She gave the example, “In 2020, I worked with a family whose family member had been incarcerated for four years. There was a five year enhancement on his sentence. The sentence had been overturned by the court of appeal due to prosecutorial misconduct.”
But she said “we had to fight, fight for months to get this gentleman out of jail, because the DA insisted that he wanted to impose a $500,000 money bail requirement before this gentleman could be released.
“So you have prosecutors that are committed to incarcerating people, even when they’ve been found to be innocent.”
Jimmy Wilson, “My plan is to rebuild the district attorney’s office.”
He gave the example that, currently in the Dublin branch, “there are 2,500 cases that are pending, and there’s only six DAs handling those cases,” and four of those six have less than five years of experience. “That puts a drain not only on the office, but a drain on the criminal justice system. I will work to put more resources in our office.”
Seth Steward said “with regard to reducing dramatically pretrial incarceration, what we’re talking about most fundamentally is cash bail.” He said that “cash bail has created a two-tier system of justice, where if you have money, you get to remain free. If you don’t have money, you remain in jail while your case is pending. This is neither fair, nor just. As district attorney, I will no longer seek cash bail for individuals who pose no danger to the community.”

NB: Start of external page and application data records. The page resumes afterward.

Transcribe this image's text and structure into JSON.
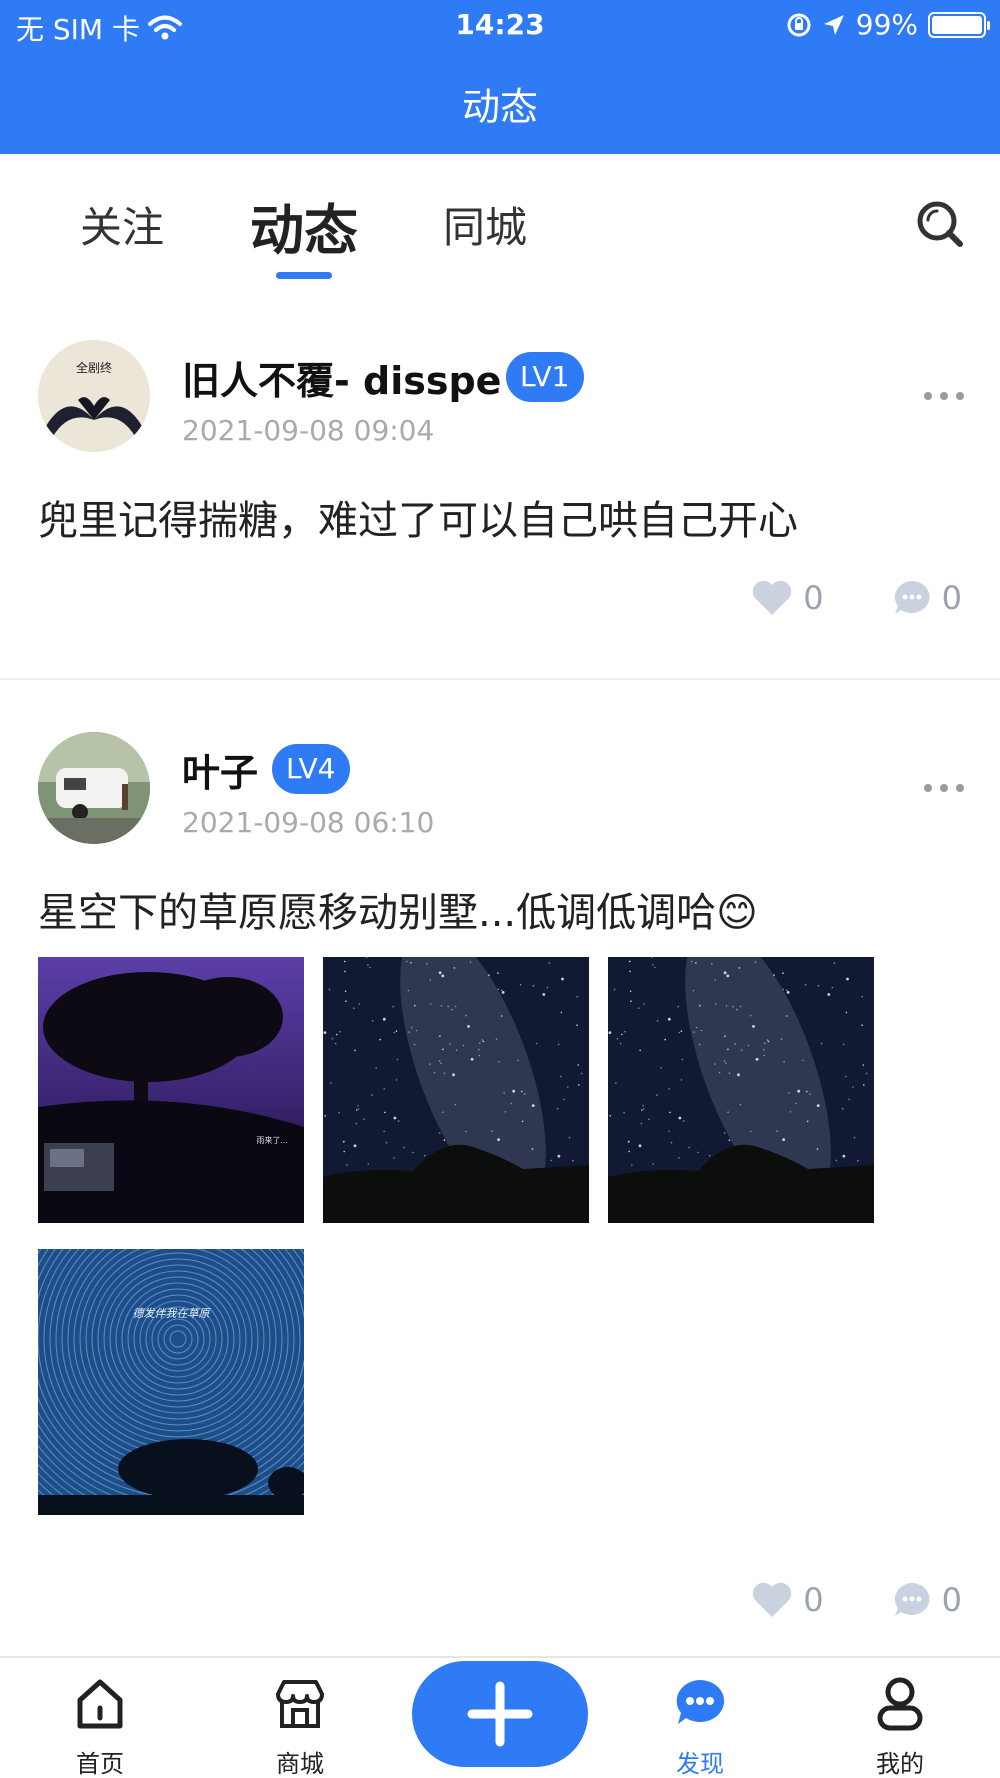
{
  "status_bar": {
    "carrier": "无 SIM 卡",
    "time": "14:23",
    "battery_text": "99%",
    "battery_level": 0.99
  },
  "header": {
    "title": "动态"
  },
  "tabs": [
    {
      "label": "关注",
      "active": false
    },
    {
      "label": "动态",
      "active": true
    },
    {
      "label": "同城",
      "active": false
    }
  ],
  "posts": [
    {
      "username": "旧人不覆- disspe",
      "level": "LV1",
      "time": "2021-09-08 09:04",
      "content": "兜里记得揣糖，难过了可以自己哄自己开心",
      "likes": "0",
      "comments": "0",
      "avatar_text_top": "全剧终"
    },
    {
      "username": "叶子",
      "level": "LV4",
      "time": "2021-09-08 06:10",
      "content": "星空下的草原愿移动别墅...低调低调哈😊",
      "likes": "0",
      "comments": "0",
      "images": [
        {
          "caption": "雨来了..."
        },
        {
          "caption": ""
        },
        {
          "caption": ""
        },
        {
          "caption": "德发伴我在草原"
        }
      ]
    }
  ],
  "bottom_nav": [
    {
      "label": "首页",
      "icon": "home-icon",
      "active": false
    },
    {
      "label": "商城",
      "icon": "store-icon",
      "active": false
    },
    {
      "label": "",
      "icon": "plus-icon",
      "active": false
    },
    {
      "label": "发现",
      "icon": "chat-bubble-icon",
      "active": true
    },
    {
      "label": "我的",
      "icon": "user-icon",
      "active": false
    }
  ],
  "colors": {
    "primary": "#2f7bf5",
    "muted": "#9aa3ad",
    "time": "#aaaaaa"
  }
}
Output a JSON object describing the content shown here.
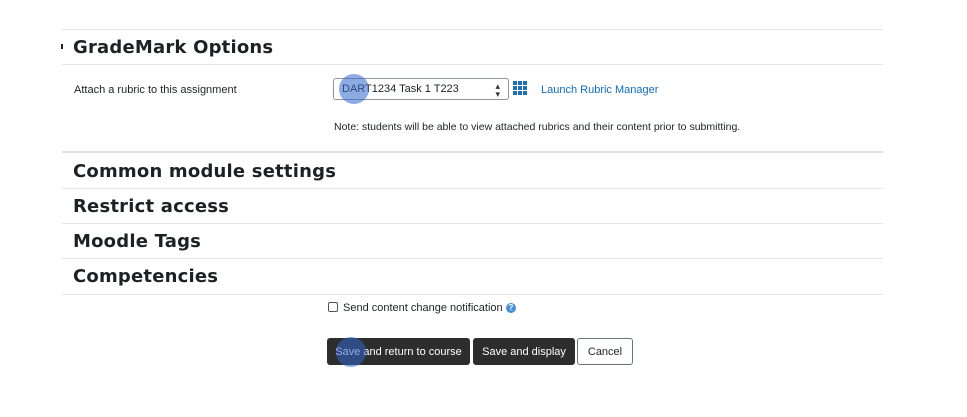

Terry Wiley addressing Jimmy Wilson, said, “I’m the only candidate in this race that’s ever run the juvenile division.” He said, “In 2013, when I took over the juvenile division, I went and took a tour and all I saw were Black kids and brown kids. Then I found out that the Oakland Police Department had shut down the youth services division. So anytime a juvenile is arrested, they go through youth services, and youth services makes a decision as to whether the juvenile should go to Juvenile Hall or should be sent home.”
He said, “So if you were an African American kid or any kid in Oakland, and you got arrested, you were taken to the hall.”